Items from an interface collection
----------

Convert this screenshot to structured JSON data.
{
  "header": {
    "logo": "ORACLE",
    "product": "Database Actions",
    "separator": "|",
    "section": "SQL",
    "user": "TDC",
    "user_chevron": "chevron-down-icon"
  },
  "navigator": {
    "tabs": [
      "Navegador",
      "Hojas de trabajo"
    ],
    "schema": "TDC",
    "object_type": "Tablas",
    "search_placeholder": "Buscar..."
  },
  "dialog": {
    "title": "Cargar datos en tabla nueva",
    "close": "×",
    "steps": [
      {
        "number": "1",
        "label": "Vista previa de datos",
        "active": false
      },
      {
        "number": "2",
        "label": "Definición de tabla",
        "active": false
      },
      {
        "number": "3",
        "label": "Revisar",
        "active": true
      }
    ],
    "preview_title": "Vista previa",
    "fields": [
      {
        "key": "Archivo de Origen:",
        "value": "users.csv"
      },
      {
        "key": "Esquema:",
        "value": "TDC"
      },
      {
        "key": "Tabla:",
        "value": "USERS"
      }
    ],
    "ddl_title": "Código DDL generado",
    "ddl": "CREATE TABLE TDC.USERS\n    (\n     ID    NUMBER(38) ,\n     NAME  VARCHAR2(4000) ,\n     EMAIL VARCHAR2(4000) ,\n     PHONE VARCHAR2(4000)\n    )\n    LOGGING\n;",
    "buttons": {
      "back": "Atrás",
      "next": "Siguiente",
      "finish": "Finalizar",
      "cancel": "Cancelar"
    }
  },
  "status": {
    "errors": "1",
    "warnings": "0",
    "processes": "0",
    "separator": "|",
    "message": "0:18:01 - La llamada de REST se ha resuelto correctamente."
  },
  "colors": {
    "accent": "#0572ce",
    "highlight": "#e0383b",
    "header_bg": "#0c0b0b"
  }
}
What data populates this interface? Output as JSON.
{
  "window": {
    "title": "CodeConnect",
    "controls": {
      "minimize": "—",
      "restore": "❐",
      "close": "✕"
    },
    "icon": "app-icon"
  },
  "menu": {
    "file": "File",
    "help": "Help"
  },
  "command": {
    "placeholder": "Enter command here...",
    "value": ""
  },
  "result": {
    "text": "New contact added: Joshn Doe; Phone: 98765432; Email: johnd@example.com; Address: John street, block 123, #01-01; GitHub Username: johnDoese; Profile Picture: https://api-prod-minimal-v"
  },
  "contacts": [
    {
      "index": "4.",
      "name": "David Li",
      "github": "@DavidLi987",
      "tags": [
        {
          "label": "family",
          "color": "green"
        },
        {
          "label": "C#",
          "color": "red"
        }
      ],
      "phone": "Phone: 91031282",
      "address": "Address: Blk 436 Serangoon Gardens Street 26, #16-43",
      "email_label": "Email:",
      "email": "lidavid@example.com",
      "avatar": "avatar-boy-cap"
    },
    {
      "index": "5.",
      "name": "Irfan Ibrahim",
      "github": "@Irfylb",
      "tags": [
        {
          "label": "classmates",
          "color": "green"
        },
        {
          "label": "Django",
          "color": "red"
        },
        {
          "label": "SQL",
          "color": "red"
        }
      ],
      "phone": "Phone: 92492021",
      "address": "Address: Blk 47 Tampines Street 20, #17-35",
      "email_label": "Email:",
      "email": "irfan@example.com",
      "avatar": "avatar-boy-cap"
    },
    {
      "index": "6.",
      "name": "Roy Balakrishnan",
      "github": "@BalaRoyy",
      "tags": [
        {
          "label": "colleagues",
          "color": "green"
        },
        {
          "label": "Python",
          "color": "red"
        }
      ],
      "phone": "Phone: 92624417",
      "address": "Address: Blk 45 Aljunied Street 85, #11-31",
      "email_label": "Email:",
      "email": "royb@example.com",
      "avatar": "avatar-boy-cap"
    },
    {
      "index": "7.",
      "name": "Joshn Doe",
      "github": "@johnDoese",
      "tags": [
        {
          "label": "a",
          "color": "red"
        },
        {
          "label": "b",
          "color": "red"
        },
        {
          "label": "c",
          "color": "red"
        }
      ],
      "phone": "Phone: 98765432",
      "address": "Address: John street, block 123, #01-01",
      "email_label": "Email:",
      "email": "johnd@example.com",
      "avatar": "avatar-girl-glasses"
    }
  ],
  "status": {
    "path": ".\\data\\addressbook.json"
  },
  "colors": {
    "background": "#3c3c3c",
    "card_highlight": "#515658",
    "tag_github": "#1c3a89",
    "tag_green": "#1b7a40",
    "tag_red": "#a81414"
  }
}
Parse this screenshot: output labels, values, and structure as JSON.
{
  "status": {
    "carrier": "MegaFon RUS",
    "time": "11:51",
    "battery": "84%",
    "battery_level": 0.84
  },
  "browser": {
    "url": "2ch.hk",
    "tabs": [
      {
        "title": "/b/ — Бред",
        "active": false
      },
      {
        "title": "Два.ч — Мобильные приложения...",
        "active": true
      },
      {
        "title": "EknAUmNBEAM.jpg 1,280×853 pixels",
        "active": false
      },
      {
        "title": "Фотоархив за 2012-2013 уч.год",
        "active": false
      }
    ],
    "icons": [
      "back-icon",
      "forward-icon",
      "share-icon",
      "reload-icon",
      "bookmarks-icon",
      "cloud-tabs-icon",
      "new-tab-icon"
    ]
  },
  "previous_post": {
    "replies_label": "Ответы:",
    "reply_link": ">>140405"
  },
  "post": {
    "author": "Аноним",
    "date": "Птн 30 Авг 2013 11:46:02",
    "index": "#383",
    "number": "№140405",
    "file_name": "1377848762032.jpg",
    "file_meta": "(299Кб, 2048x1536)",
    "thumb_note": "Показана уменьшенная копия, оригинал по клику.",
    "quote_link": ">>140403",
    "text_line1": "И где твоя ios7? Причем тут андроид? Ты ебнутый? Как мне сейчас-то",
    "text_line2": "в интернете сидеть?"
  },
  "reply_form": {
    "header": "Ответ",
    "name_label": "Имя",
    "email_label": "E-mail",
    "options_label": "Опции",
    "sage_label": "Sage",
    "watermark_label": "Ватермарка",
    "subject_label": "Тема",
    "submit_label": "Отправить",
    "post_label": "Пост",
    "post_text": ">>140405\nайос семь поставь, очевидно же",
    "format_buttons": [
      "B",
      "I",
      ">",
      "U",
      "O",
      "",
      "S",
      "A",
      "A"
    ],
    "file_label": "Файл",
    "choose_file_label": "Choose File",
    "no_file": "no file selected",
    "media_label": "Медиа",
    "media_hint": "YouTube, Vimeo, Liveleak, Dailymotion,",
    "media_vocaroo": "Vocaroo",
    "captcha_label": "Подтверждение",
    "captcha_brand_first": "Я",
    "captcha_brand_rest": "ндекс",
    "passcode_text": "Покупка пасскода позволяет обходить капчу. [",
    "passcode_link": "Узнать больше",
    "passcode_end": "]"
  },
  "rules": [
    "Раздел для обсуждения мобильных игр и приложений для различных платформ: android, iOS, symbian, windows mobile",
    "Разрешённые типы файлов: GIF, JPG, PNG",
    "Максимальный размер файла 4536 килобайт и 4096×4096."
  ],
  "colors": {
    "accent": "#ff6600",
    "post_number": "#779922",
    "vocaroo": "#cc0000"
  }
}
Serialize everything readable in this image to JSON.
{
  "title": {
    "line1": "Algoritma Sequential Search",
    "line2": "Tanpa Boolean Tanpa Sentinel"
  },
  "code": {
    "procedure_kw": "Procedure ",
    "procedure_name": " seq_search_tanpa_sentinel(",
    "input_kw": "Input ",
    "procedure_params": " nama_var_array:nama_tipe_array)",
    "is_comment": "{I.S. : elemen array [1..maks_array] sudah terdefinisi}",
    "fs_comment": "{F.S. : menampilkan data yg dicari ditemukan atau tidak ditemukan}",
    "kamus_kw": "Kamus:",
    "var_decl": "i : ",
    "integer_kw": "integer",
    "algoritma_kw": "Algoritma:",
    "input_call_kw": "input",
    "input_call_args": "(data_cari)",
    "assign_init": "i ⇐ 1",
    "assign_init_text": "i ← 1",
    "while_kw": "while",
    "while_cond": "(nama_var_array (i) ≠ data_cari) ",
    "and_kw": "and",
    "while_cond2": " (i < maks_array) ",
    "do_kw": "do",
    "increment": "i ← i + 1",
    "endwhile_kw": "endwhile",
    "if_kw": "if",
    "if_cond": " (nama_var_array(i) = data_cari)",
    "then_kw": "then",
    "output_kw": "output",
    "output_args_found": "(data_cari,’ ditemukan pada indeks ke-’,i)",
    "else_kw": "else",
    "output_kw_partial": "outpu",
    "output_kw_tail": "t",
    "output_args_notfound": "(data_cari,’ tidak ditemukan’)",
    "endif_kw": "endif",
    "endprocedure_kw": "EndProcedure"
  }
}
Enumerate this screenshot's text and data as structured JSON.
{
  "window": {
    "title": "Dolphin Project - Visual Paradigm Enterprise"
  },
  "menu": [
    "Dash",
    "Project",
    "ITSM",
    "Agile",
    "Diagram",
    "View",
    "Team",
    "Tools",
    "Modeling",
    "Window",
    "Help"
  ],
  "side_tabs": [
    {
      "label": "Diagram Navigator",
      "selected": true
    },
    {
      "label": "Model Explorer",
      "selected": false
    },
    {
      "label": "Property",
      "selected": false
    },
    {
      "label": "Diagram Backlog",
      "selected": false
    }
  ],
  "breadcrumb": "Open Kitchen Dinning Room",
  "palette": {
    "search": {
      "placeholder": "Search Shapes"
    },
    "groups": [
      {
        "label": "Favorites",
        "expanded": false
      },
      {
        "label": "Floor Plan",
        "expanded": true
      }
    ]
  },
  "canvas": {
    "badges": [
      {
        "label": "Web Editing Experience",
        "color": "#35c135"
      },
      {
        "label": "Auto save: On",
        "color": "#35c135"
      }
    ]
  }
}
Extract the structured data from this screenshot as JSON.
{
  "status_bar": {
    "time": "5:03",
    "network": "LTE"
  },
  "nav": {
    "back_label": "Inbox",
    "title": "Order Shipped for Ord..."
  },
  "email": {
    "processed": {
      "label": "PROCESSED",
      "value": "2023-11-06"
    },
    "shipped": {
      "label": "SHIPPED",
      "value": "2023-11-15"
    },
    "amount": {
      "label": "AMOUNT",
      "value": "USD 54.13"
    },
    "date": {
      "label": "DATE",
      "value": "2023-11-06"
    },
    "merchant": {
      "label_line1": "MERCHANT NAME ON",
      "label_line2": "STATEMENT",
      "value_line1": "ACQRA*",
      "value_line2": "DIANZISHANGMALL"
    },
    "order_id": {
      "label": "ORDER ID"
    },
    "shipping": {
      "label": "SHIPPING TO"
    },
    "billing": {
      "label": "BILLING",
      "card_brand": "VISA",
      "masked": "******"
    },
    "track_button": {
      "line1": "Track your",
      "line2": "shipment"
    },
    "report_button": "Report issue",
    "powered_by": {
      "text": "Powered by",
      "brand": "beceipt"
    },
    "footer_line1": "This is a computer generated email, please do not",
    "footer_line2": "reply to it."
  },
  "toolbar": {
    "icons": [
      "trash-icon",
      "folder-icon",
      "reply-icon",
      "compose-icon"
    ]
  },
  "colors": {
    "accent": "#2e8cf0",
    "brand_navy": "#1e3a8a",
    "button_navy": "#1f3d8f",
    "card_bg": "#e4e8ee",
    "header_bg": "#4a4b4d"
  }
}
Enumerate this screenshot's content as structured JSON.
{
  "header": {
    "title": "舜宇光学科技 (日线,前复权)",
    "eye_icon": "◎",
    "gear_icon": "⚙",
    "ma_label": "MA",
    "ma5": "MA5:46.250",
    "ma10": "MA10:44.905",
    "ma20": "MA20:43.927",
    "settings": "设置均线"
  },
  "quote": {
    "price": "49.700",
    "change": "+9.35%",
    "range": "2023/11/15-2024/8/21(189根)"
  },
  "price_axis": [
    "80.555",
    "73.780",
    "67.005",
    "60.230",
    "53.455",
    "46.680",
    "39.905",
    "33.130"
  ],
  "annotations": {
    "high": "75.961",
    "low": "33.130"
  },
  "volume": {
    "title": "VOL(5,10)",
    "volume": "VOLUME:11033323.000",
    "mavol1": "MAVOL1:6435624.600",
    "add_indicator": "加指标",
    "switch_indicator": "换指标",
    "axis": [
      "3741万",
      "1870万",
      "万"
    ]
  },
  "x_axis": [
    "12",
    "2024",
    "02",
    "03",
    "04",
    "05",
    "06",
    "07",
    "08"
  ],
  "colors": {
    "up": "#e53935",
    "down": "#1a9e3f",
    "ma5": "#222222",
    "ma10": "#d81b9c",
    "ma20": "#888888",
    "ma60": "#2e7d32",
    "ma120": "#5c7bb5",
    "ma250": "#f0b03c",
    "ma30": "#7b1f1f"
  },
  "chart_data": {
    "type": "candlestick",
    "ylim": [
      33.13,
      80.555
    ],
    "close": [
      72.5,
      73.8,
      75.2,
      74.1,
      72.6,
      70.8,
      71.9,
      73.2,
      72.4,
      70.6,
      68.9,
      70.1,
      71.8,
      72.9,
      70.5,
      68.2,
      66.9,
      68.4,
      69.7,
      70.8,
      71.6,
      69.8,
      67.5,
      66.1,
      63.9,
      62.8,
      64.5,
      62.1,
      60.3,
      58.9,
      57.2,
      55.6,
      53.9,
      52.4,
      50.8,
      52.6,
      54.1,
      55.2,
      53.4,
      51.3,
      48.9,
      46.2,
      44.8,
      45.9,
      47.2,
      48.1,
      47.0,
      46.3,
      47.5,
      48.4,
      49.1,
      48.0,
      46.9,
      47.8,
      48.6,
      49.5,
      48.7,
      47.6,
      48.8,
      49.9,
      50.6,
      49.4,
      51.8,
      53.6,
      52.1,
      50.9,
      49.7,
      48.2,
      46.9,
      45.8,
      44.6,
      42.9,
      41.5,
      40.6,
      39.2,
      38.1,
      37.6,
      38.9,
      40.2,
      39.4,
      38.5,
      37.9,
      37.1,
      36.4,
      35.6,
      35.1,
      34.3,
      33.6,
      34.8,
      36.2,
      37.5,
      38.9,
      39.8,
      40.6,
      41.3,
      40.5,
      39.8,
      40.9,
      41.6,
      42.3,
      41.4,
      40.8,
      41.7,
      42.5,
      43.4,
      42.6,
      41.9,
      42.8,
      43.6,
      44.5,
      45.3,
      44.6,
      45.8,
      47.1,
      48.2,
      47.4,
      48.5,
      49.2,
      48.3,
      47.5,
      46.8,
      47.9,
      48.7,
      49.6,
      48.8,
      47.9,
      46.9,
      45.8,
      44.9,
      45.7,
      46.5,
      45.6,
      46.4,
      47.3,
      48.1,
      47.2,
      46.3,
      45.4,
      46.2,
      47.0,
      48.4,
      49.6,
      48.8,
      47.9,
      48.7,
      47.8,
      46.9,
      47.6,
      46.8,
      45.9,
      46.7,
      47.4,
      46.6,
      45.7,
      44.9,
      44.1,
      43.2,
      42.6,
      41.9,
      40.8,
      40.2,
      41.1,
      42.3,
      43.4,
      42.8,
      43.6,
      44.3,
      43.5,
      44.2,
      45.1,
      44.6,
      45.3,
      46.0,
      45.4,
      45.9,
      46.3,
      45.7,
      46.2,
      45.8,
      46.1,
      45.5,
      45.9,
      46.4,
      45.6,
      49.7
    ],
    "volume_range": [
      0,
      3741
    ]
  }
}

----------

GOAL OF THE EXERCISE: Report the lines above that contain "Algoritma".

OUTPUT OF THE TASK:
    "line1": "Algoritma Sequential Search",
    "algoritma_kw": "Algoritma:",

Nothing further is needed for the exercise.